Hon. Members will have noted that Regulation 4 of these regulations also provides for an increase of £2·50 in the basic prescribed amount from 19th July; I shall come to the July proposals in a moment. But first let me deal with the changes we propose to make in April.
The first change is that, as explained in paragraph 10 of the note, child benefit and child benefit increase will not count as part of the family's gross income. The second change is that the step in the prescribed amount will be reduced by £1—from £4·50 to £3·50. Examples of the two calculations, one as it is now, the other as it will be from April, are given in the note—examples A and B, respectively. The effect of these changes on FIS awards current in April is set out in tables 1, 2 and 3 of the note. Hon. Members will see that there will be some small increases in the levels of these awards.
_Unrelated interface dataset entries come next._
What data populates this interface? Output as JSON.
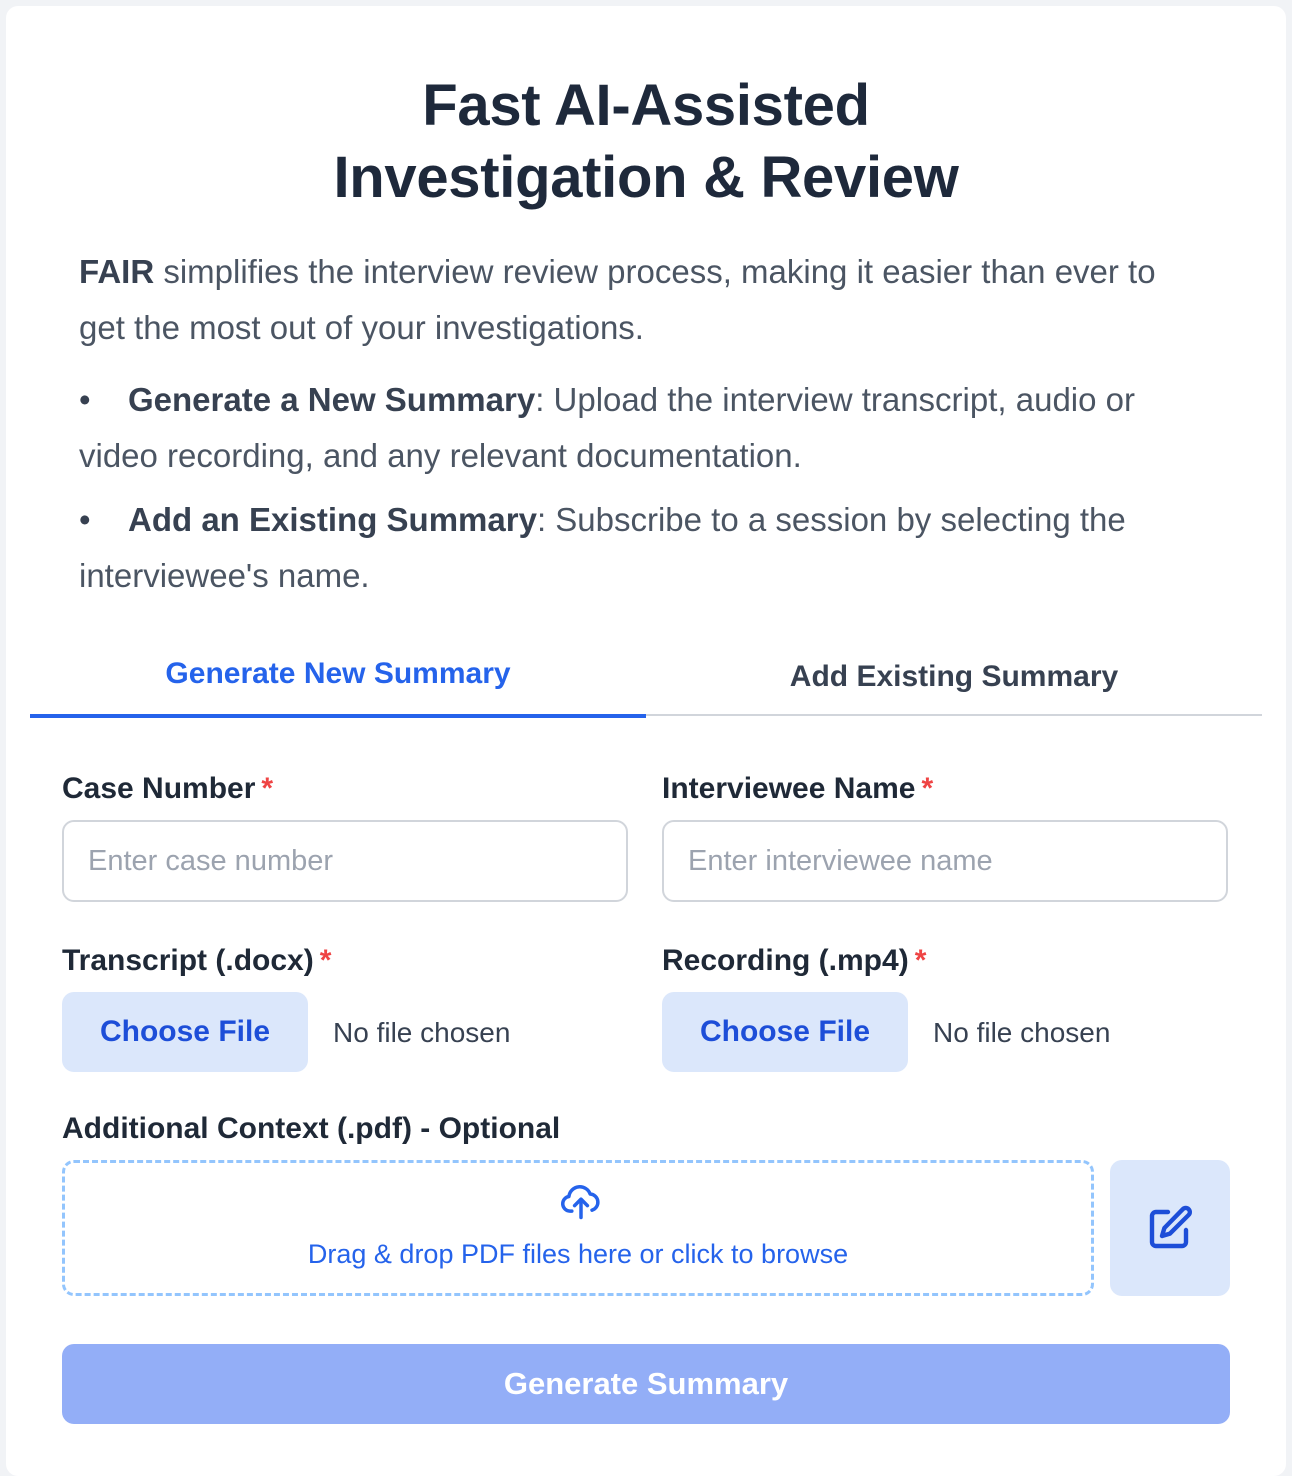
{
  "header": {
    "title_line1": "Fast AI-Assisted",
    "title_line2": "Investigation & Review"
  },
  "intro": {
    "brand": "FAIR",
    "text": " simplifies the interview review process, making it easier than ever to get the most out of your investigations."
  },
  "bullets": [
    {
      "bold": "Generate a New Summary",
      "text": ": Upload the interview transcript, audio or video recording, and any relevant documentation."
    },
    {
      "bold": "Add an Existing Summary",
      "text": ": Subscribe to a session by selecting the interviewee's name."
    }
  ],
  "bullet_symbol": "•",
  "tabs": [
    {
      "label": "Generate New Summary",
      "active": true
    },
    {
      "label": "Add Existing Summary",
      "active": false
    }
  ],
  "form": {
    "required_mark": "*",
    "case_number": {
      "label": "Case Number",
      "placeholder": "Enter case number",
      "value": ""
    },
    "interviewee_name": {
      "label": "Interviewee Name",
      "placeholder": "Enter interviewee name",
      "value": ""
    },
    "transcript": {
      "label": "Transcript (.docx)",
      "button": "Choose File",
      "status": "No file chosen"
    },
    "recording": {
      "label": "Recording (.mp4)",
      "button": "Choose File",
      "status": "No file chosen"
    },
    "additional_context": {
      "label": "Additional Context (.pdf) - Optional",
      "dropzone_text": "Drag & drop PDF files here or click to browse",
      "dropzone_icon": "cloud-upload-icon",
      "edit_icon": "edit-icon"
    },
    "submit_label": "Generate Summary"
  },
  "colors": {
    "accent": "#2563eb",
    "required": "#ef4444",
    "submit_disabled": "#93aef7",
    "file_button_bg": "#dbe7fb"
  }
}
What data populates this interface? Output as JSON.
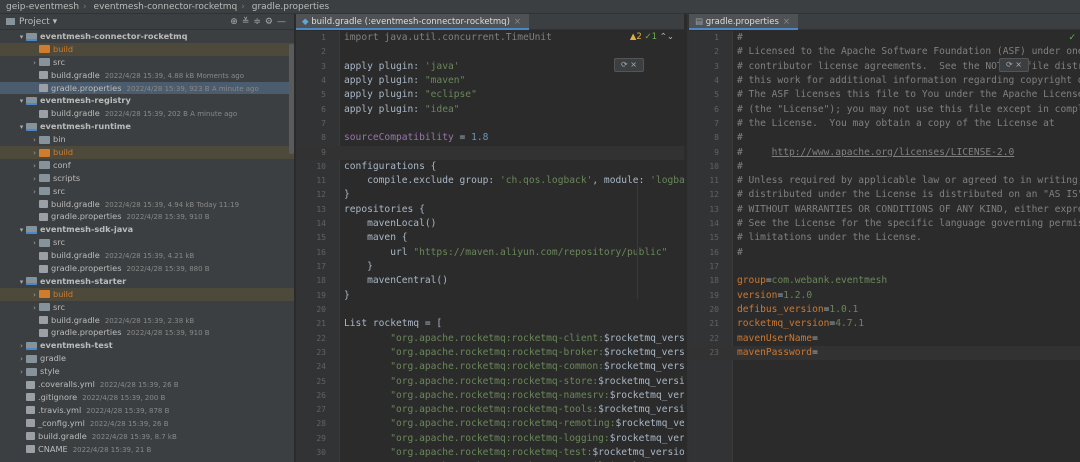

The overall effect of the FIS, child benefit and child tax allowances changes in April for tax-paying families is set out in tables 4, 5, and 6. I hope that these tables in particular will have demonstrated to the right hon. Member for Wanstead and Woodford how the figures that he mentioned in the child benefit debate on 9th February are derived.
Ideally, families on means-tested benefits should break even when child benefits are introduced, since we do not wish to reduce the overall level of support that these selective benefits give to the poorest families. But, in reviewing FIS—and this applies throughout the whole complex of means-tested benefits—our aim has been to ensure as far as practicable that the improvement in universal benefit does not leave those already dependent on means-tested benefits actually worse off at the changeover point.
I know that this aim is fully shared by Opposition Members—certainly they have made much of it at various times. For example, in the debate on child benefit regulations on 30th July 1976 the right hon. Member for Wanstead and Woodford was very concerned about the position of people who might be worse off, and in the same debate the hon. Member for Rushcliffe (Mr. Clarke) said:
There will have to be amendments to the regulations and a change in the basis upon which FIS, rate rebates and rent allowances are assessed. I hope, therefore, that the Minister of State will confirm that the Secretary of State is not just saying that he will look at these things, but that action will actually be taken by the Government to make sure that no one is worse off next year. If we cannot have that, and if the Minister of State is unable to tell the House that no one will be worse off next year if he is in the FIS bracket, the Government scheme is a disgrace, remains a disgrace and will be a disgrace
when it is introduced."—[Official Report, 30th July 1976; Vol. 916, c. 1145.]
But the right hon. Gentleman has also pressed upon us the importance of preserving the principle that improvements in universal benefit should reduce dependence on means testing.
The Government share this view—indeed it is embodied in the very concept of the child benefit scheme. But the right hon. Gentleman appears to think that the two aims can be achieved simultaneously and in full. Given the complex structure of the various means-tested benefits that we have inherited, this cannot be done, but our proposals do secure this result as far as is practicable.
FIS is at the heart of this complex, partly because it is a passport to certain other means-tested benefits, such as free school meals, free milk and vitamins. The solution that we have adopted here is to disregard child benefit and make the necessary offset by reducing the step in the prescribed amount. That deals with the core of the problem—